## Your objective
Your task is to copy every line below that contains the word "will".

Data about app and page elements
+---+

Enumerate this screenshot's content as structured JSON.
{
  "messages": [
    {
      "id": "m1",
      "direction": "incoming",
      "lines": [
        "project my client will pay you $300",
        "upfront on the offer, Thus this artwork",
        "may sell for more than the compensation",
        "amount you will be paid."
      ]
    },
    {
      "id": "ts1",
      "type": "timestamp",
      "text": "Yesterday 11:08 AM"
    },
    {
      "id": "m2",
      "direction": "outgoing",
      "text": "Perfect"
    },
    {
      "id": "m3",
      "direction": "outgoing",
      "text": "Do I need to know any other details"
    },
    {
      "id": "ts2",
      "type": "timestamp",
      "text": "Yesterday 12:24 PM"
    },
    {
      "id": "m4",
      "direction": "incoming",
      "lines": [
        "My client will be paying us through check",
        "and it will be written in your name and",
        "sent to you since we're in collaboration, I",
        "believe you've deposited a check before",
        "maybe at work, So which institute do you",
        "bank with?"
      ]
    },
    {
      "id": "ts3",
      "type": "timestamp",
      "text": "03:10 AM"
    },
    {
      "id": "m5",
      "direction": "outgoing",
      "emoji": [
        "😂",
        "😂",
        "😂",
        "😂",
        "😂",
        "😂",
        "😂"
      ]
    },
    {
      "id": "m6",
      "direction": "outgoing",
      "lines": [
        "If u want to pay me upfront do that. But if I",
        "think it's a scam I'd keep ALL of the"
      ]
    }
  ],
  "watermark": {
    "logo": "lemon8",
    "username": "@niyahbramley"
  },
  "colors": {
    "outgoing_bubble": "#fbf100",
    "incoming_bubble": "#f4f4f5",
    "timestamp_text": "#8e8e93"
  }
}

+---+

## Output below
        "project my client will pay you $300",
        "amount you will be paid."
        "My client will be paying us through check",
        "and it will be written in your name and",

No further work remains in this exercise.